▶ **WORK TO BE COMPLETED**:
Check each line of the entries. Copy the ones that contain the string "names".

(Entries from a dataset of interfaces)
☆ ☆ ☆ ☆ ☆

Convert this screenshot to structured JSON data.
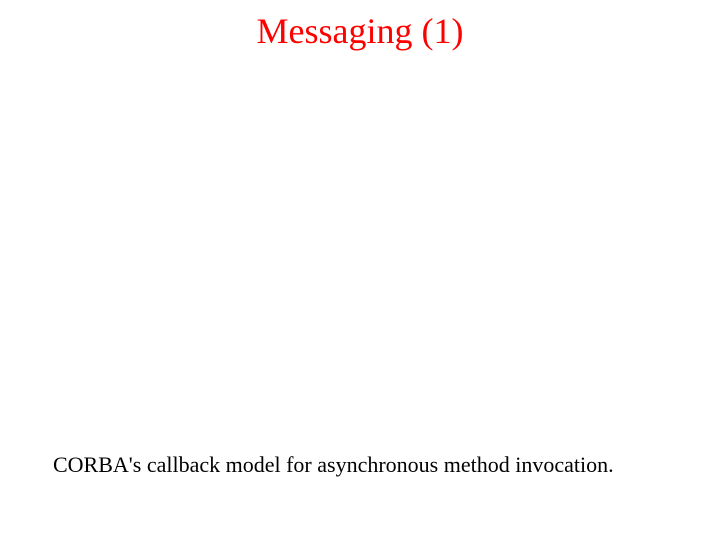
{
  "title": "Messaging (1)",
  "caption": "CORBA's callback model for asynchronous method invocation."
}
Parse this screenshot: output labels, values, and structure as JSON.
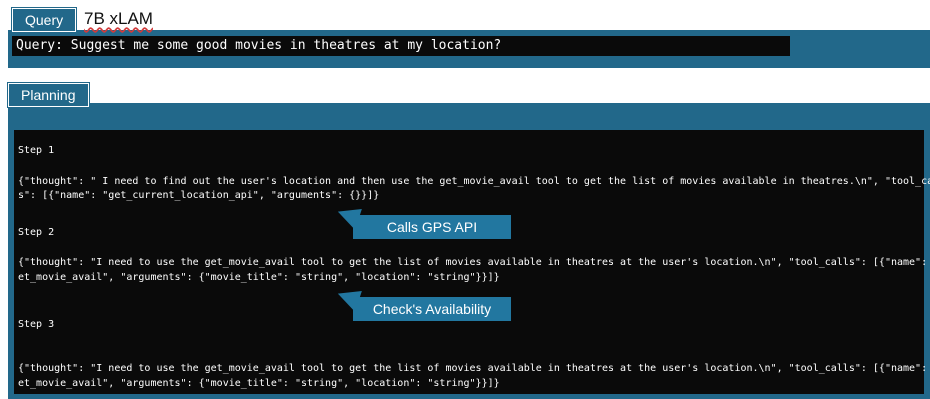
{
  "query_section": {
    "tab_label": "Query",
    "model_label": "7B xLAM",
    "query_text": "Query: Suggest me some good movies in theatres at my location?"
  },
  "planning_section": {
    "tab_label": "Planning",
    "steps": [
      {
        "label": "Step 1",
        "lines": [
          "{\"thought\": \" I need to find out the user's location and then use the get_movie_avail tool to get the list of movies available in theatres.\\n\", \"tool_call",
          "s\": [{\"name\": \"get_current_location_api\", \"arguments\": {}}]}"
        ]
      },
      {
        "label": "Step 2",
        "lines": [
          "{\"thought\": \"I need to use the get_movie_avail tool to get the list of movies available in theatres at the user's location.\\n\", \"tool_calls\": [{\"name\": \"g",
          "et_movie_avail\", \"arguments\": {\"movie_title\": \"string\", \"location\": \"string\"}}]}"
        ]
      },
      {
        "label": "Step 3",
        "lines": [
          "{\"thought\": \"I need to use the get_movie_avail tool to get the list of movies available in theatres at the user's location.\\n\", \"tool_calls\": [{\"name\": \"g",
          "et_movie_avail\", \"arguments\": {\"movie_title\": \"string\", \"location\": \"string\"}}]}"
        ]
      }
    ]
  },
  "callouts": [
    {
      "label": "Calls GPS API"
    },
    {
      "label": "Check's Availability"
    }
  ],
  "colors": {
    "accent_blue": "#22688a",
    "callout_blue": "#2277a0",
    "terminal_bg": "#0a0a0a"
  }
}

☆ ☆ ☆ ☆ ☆

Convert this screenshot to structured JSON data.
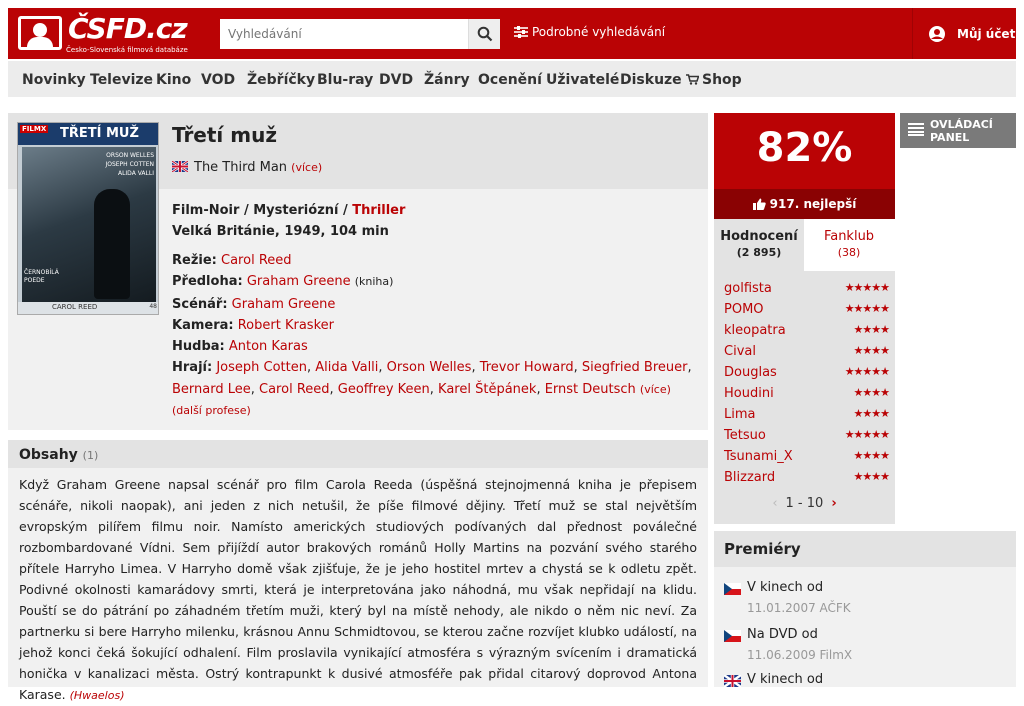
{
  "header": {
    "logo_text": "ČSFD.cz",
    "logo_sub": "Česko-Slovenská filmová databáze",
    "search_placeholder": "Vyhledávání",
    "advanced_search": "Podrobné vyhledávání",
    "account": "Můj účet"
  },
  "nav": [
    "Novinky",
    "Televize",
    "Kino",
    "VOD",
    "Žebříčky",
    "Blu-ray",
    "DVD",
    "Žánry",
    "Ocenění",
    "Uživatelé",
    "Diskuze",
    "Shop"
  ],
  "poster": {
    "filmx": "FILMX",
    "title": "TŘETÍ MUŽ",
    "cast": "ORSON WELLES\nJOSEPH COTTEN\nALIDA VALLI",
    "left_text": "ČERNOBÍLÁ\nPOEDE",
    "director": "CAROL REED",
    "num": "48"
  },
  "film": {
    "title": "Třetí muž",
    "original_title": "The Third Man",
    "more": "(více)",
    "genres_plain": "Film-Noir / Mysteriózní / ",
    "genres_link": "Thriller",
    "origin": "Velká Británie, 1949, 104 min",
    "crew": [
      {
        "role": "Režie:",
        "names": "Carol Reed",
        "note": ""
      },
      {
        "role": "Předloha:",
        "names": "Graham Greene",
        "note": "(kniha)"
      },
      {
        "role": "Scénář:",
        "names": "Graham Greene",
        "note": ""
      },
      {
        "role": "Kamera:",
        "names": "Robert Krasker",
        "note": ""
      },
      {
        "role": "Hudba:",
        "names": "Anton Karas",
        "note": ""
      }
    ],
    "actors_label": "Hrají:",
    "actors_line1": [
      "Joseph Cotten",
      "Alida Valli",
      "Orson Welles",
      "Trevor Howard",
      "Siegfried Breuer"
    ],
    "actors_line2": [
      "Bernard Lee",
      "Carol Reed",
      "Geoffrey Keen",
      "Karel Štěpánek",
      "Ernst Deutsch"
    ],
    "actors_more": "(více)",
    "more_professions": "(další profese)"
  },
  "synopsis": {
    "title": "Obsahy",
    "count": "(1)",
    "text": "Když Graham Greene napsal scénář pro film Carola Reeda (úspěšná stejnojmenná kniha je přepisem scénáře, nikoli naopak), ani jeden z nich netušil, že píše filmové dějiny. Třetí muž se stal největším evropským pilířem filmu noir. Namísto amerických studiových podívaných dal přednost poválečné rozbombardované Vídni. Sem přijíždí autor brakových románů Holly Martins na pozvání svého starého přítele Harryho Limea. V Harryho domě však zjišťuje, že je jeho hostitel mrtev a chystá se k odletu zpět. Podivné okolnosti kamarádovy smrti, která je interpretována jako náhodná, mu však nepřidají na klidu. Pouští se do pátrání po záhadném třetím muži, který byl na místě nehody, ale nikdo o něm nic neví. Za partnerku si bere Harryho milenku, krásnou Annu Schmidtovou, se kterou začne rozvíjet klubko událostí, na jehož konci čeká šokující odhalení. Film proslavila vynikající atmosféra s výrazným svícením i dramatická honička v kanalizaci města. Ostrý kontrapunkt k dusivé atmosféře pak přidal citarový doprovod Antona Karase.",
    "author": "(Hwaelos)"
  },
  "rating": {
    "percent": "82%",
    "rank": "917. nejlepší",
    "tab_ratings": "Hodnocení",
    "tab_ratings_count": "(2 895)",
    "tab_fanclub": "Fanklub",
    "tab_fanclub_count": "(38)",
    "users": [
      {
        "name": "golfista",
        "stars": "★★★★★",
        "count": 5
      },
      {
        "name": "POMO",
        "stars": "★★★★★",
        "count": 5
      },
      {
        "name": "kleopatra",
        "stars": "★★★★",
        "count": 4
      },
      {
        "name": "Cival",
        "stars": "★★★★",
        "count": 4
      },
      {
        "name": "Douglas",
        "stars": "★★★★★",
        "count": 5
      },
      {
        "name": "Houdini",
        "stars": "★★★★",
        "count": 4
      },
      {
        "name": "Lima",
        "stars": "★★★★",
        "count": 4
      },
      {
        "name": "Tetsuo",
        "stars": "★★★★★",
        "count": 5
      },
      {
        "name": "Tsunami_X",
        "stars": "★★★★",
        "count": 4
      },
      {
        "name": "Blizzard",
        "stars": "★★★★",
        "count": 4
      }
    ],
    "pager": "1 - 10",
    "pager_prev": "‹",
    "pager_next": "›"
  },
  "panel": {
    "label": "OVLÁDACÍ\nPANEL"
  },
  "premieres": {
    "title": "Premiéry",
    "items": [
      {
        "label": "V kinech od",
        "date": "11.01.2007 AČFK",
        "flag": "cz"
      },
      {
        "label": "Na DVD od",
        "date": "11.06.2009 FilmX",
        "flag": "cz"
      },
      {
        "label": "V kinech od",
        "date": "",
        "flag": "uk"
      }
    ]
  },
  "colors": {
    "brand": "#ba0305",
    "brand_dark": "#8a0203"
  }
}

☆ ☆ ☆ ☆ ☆

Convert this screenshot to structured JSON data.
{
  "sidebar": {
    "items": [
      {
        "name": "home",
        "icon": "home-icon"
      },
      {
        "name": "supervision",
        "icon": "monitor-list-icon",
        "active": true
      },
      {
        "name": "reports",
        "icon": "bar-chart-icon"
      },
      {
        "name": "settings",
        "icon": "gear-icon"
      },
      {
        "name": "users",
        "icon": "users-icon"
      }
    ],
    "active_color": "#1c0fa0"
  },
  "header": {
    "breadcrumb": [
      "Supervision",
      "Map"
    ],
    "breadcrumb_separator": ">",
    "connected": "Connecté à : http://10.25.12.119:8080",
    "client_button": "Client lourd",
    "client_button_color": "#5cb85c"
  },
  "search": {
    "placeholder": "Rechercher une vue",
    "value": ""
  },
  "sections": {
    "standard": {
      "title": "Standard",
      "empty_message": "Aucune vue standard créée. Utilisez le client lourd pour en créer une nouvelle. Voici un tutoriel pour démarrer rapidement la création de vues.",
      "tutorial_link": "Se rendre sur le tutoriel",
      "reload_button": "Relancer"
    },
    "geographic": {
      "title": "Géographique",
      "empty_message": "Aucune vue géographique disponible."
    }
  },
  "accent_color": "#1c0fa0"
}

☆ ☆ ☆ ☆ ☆

▶ **WRITTEN SOLUTION**:
        "names": "Carol Reed",
        "names": "Graham Greene",
        "names": "Graham Greene",
        "names": "Robert Krasker",
        "names": "Anton Karas",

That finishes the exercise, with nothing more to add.